Though the secular holiday of Halloween has become enormously popular, its pagan roots go very deep, and some of its more disturbing dark-magic elements may be making a comeback. With connections to necromancy, religious Jews do not participate in what most Americans see as a family-oriented holiday, and many Christians are following suit.
Halloween began as Samhain (pronounced Sow-in), one of the four main pagan holidays celebrated by the Celtics, who lived in areas of Ireland, northern England, and France before Romans conquered the region in the first century CE. Samhain marked the end of the harvest season and the beginning of winter or the “darker half” of the year.
Similar to modern Halloween, Celtic pagans dressed up in costumes on Samhain and lit bonfires.
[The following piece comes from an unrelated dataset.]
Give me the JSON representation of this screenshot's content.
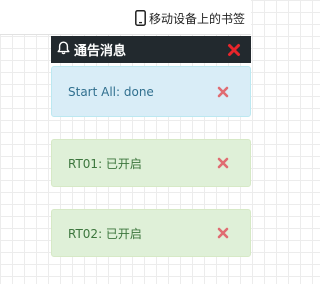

Samhain was seen as a liminal time, when the boundary between this world and the spirit world could more easily be crossed. As such, it was an auspicious time for summoning dark spirits to aid in necromancy, communicating with the dead to foretell the future, a practice explicitly prohibited in the Bible.
Let no one be found among you who consigns his son or daughter to the fire, or who is an augur, a soothsayer, a diviner, a sorcerer, one who casts spells, or one who consults ghosts or familiar spirits, or one who inquires of the dead. Deuteronomy 18:10-11
Samhain was celebrated from sundown October 31 to sundown November 1, as the Celtic day began and ended at sunset. People believed that on Samhain, spirits roamed the world, and gifts of food and wine would be left out to appease the spirits. When people left their houses at night, they wore masks so they would be mistaken for fellow ghosts.
In what is widely believed to be an effort to subsume the Celtic pagan holiday into the Christian religion, in 1000 C.E. the church declared November 2 All Souls’ Day, a day honoring the dead. The night before All Souls’ Day was re-adopted in the Celtic region, with the name changed from Samhain to All Hallows’ Eve.
The holiday became popular in America in the second half of the nineteenth century with a wave of Irish immigration resulting from the potato famine. Today, it is the second most popular holiday for spending money in the US: Americans shell out $2.5 billion on costumes and an additional $3.5 billion on candy.
While many Americans insist that Halloween is a secular, family-oriented holiday, because of its clear origins in paganism and its connection with forbidden necromancy, most halachic (Torah law) authorities prohibit observant Jews from participating in Halloween.
A parallel revulsion to the pagan holiday has developed in recent years within Christianity. Despite the historical process of Samhain being incorporated into the Church, there is a growing movement among Christians to move away from Halloween. Indeed, according to a survey taken by Lifeway Research, 67 percent of pastors suggest that church members take an alternative approach to the holiday, centered around a church event, while eight percent of pastors tell church members to skip the holiday entirely.
The Church of Satan, the first organized church in modern times to be devoted to the figure of Satan, perceives Halloween as an opportunity for the average American to indulge in secret Satanist fantasies. On its website, the church claims that Halloween is “the night when the mundane folk try to reach down inside and touch the ‘darkness’, which for Satanists is a daily mode of existence.” They claim that by dressing in costume, the average American is taking “a brief dip into the pool of the ‘shadow world.’”
There are in fact strong hints that even in popular culture the occult and pagan aspects of the holiday have not been left behind. Due to the myth that black cats bring bad luck, they have the lowest adoption rates of any other pet and the highest euthanasia rates. Despite this troubling statistic, in many states, people seeking to adopt black cats from animal shelters before Halloween are routinely turned away for fear the feline will be used in a black-magic ritual.